As Tänak had predicted, Rally Turkey turned into a battle for survival—something of a rarity in recent years. Many of the top drivers abandoned the rally on Day 3. Going into the final day, there was a gap of almost a minute between Latvala in second and the driver in third place, so it was extremely unlikely he would be caught. In addition, given how short the remaining Special Stages were, and given the time gap to Tänak in first place, it would have been a significant risk to attack and attempt to overhaul his teammate. Latvala chose to respect the position of Tänak—who has a strong chance of winning the drivers’ championship—and aimed instead for a 1-2 team finish. To this end, the Finn made clear his intention to defend second place on the final day.

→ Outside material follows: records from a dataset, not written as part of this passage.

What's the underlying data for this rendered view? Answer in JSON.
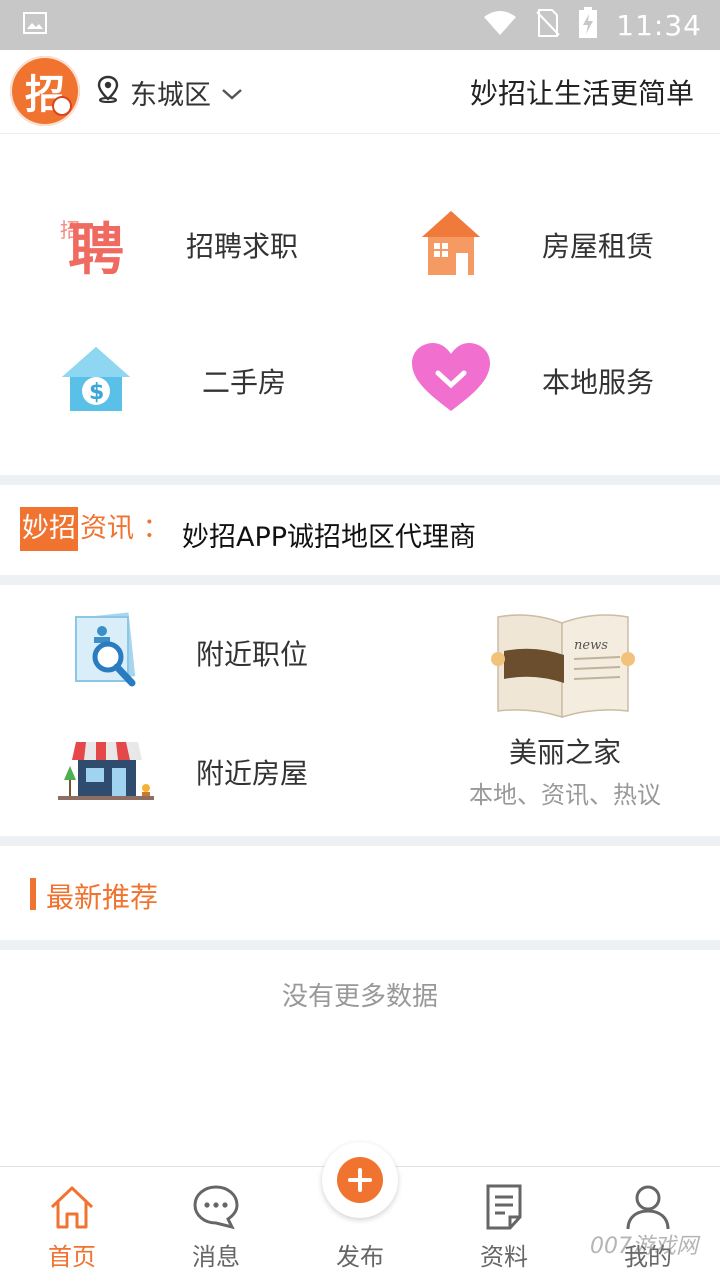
{
  "status_bar": {
    "time": "11:34"
  },
  "header": {
    "logo_char": "招",
    "location": "东城区",
    "slogan": "妙招让生活更简单"
  },
  "categories": [
    {
      "label": "招聘求职",
      "icon": "recruit-icon"
    },
    {
      "label": "房屋租赁",
      "icon": "house-icon"
    },
    {
      "label": "二手房",
      "icon": "dollar-house-icon"
    },
    {
      "label": "本地服务",
      "icon": "heart-icon"
    }
  ],
  "ticker": {
    "tag_strong": "妙招",
    "tag_rest": "资讯 ：",
    "text": "妙招APP诚招地区代理商"
  },
  "nearby": {
    "jobs_label": "附近职位",
    "houses_label": "附近房屋",
    "beauty_title": "美丽之家",
    "beauty_sub": "本地、资讯、热议",
    "news_word": "news"
  },
  "latest": {
    "title": "最新推荐",
    "empty": "没有更多数据"
  },
  "bottom_nav": {
    "items": [
      {
        "label": "首页",
        "icon": "home-icon"
      },
      {
        "label": "消息",
        "icon": "message-icon"
      },
      {
        "label": "发布",
        "icon": "plus-icon"
      },
      {
        "label": "资料",
        "icon": "document-icon"
      },
      {
        "label": "我的",
        "icon": "user-icon"
      }
    ]
  },
  "watermark": "007游戏网",
  "colors": {
    "accent": "#f07330",
    "divider": "#eef1f4"
  }
}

Tänak and Latvala managed to safeguard their positions on Day 4, so giving the team its first 1-2 finish since its return to the WRC in 2017. On the final Power Stage, which rewards drivers with bonus championship points, Tänak placed third and Latvala fourth. As a result of these additional points, Tänak rose to second in the championship standings, with Latvala moving up to fifth. In addition, the 1-2 finish enabled the TOYOTA GAZOO Racing World Rally Team to gain the maximum possible manufacturer points, and the team now stands at the top of the manufacturers’ championship.
Rally Turkey was an extremely challenging event, and it was only because the team worked together and combined their strength that it was able to achieve such a positive result. As predicted, the rally also took place in high temperatures and at low speeds, which placed severe stress on the Yaris WRC engines. However, the new radiators—which were jointly developed by Denso and TMG, using the latter’s wind tunnel—continued to provide outstanding cooling performance to the very end of the rally. It seems that the problems with the cooling system, which had been a weak point of the Yaris WRC, have for the time being been resolved.

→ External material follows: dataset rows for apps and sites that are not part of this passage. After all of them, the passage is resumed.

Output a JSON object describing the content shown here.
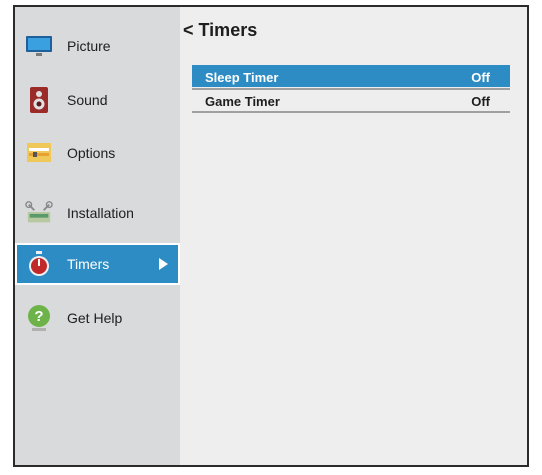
{
  "sidebar": {
    "items": [
      {
        "label": "Picture",
        "icon": "tv-icon"
      },
      {
        "label": "Sound",
        "icon": "speaker-icon"
      },
      {
        "label": "Options",
        "icon": "options-icon"
      },
      {
        "label": "Installation",
        "icon": "installation-icon"
      },
      {
        "label": "Timers",
        "icon": "stopwatch-icon",
        "selected": true
      },
      {
        "label": "Get Help",
        "icon": "help-icon"
      }
    ]
  },
  "main": {
    "title": "< Timers",
    "rows": [
      {
        "label": "Sleep Timer",
        "value": "Off",
        "selected": true
      },
      {
        "label": "Game Timer",
        "value": "Off",
        "selected": false
      }
    ]
  },
  "colors": {
    "accent": "#2e8cc4",
    "sidebar_bg": "#d9dadc",
    "content_bg": "#eeeeee"
  }
}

TOYOTA GAZOO Racing must improve in many areas if they want to compete for the championship title
On the other hand, going forwards a number of issues remain. The problem of insufficient traction on bad roads was not fully resolved, and the Yaris WRC lacked the speed of its rivals. The next round of the WRC, Rally GB (Great Britain), will be held on low-grip surfaces, and the team struggled there last year. If it wants to continue fighting for the championship until the end of the season, then the TOYOTA GAZOO Racing World Rally Team will have to improve its traction at all costs. In addition, Latvala’s Yaris WRC had a problem with powertrain hydraulics for the second rally in succession. The team had installed a back-up system after the Rallye Deutschland, and this enabled the car to continue to the end; however, it is clear that further improvements are necessary.

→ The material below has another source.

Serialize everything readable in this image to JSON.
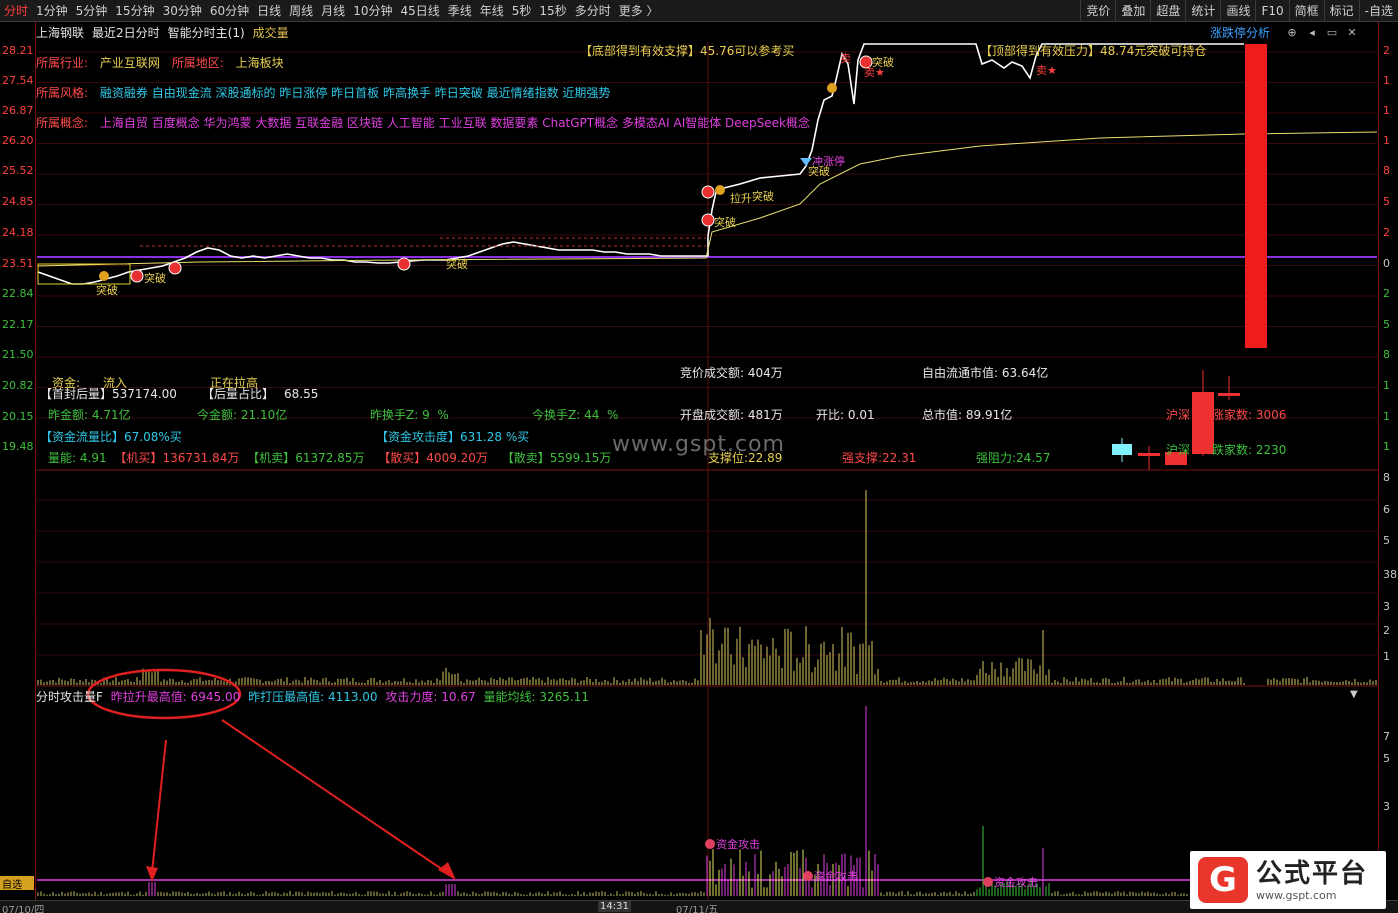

A number of other minor problems also afflicted the cars at Rally Turkey, so the victory was not as clear-cut as it might have appeared. The team wants to create a car that operates trouble-free in all situations, and that is capable of performing to its full potential at all times—but in order to do this, there are still a large number of improvements to be made. The TOYOTA GAZOO Racing World Rally Team was fortunate enough to secure an outstanding result at Rally Turkey, but the event showed that all team members will have to work even harder if they want to achieve their goal of creating an ever-better car.
|1||Ott Tänak||Martin Järveoja||Toyota Yaris WRC||3h59m24.5s|
|2||Jari-Matti Latvala||Miikka Anttila||Toyota Yaris WRC||+22.3s|
|3||Hayden Paddon||Seb Marshall||Hyundai i20 Coupe WRC||+1m46.3s|
|4||Teemu Suninen||Mikko Markkula||Ford Fiesta WRC||+4m10.9s|
|5||Andreas Mikkelsen||Anders Jaeger||Hyundai i20 Coupe WRC||+7m11.7s|
|6||Henning Solberg||Ilka Minor||Skoda Fabia R5||+13m40.6s|
|7||Jan Kopecky||Pavel Dresler||Skoda Fabia R5||+18m25.2s|
|8||Simone Tempestini||Sergiu Itu||Citroen C3 R5||+19m37.1s|
|9||Chris Ingram||Ross Whittock||Skoda Fabia R5||+20m21.3s|
|10||Sebastien Ogier||Julien Ingrassia||Ford Fiesta WRC||+20m51.2s|
|Retired||Esapekka Lappi||Janne Ferm||Toyota Yaris WRC|